(Records from a collection)
○ ○ ○
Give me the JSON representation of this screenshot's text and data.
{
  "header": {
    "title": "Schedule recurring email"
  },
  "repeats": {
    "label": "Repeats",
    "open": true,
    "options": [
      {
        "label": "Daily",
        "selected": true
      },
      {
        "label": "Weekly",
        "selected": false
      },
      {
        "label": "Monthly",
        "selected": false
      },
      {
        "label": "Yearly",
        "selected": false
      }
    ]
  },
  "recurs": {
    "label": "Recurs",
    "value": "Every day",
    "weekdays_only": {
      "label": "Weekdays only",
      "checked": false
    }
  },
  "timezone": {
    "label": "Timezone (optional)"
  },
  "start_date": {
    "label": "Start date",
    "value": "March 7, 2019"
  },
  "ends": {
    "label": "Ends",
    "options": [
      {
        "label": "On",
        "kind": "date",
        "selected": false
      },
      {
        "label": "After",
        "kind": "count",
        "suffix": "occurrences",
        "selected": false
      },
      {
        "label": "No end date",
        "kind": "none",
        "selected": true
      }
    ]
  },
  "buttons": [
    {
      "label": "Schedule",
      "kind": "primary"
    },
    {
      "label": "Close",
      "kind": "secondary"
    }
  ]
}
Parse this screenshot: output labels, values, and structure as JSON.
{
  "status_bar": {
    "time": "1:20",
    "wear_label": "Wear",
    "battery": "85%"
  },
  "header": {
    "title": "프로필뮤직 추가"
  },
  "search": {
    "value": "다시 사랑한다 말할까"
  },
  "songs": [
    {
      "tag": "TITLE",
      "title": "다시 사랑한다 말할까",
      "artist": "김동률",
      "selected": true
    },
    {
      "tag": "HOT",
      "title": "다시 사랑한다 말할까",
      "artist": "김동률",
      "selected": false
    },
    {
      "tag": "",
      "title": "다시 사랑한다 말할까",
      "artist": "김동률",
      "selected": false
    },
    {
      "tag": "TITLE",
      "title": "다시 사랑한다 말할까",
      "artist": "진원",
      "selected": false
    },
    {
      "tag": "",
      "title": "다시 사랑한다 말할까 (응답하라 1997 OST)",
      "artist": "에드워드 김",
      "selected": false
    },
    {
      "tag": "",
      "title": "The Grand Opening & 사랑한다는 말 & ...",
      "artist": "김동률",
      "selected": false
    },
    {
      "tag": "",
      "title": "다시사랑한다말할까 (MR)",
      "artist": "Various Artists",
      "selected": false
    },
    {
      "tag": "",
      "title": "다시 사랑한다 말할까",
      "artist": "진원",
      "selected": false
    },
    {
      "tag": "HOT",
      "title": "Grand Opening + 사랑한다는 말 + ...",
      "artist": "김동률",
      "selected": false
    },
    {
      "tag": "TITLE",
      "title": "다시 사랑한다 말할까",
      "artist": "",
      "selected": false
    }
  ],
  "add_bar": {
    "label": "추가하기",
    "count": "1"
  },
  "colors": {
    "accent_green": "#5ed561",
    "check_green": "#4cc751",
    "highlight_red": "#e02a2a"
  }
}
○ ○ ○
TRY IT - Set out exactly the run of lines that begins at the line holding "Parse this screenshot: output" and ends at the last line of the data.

WRITTEN RESPONSE -
Parse this screenshot: output labels, values, and structure as JSON.
{
  "status_bar": {
    "time": "1:20",
    "wear_label": "Wear",
    "battery": "85%"
  },
  "header": {
    "title": "프로필뮤직 추가"
  },
  "search": {
    "value": "다시 사랑한다 말할까"
  },
  "songs": [
    {
      "tag": "TITLE",
      "title": "다시 사랑한다 말할까",
      "artist": "김동률",
      "selected": true
    },
    {
      "tag": "HOT",
      "title": "다시 사랑한다 말할까",
      "artist": "김동률",
      "selected": false
    },
    {
      "tag": "",
      "title": "다시 사랑한다 말할까",
      "artist": "김동률",
      "selected": false
    },
    {
      "tag": "TITLE",
      "title": "다시 사랑한다 말할까",
      "artist": "진원",
      "selected": false
    },
    {
      "tag": "",
      "title": "다시 사랑한다 말할까 (응답하라 1997 OST)",
      "artist": "에드워드 김",
      "selected": false
    },
    {
      "tag": "",
      "title": "The Grand Opening & 사랑한다는 말 & ...",
      "artist": "김동률",
      "selected": false
    },
    {
      "tag": "",
      "title": "다시사랑한다말할까 (MR)",
      "artist": "Various Artists",
      "selected": false
    },
    {
      "tag": "",
      "title": "다시 사랑한다 말할까",
      "artist": "진원",
      "selected": false
    },
    {
      "tag": "HOT",
      "title": "Grand Opening + 사랑한다는 말 + ...",
      "artist": "김동률",
      "selected": false
    },
    {
      "tag": "TITLE",
      "title": "다시 사랑한다 말할까",
      "artist": "",
      "selected": false
    }
  ],
  "add_bar": {
    "label": "추가하기",
    "count": "1"
  },
  "colors": {
    "accent_green": "#5ed561",
    "check_green": "#4cc751",
    "highlight_red": "#e02a2a"
  }
}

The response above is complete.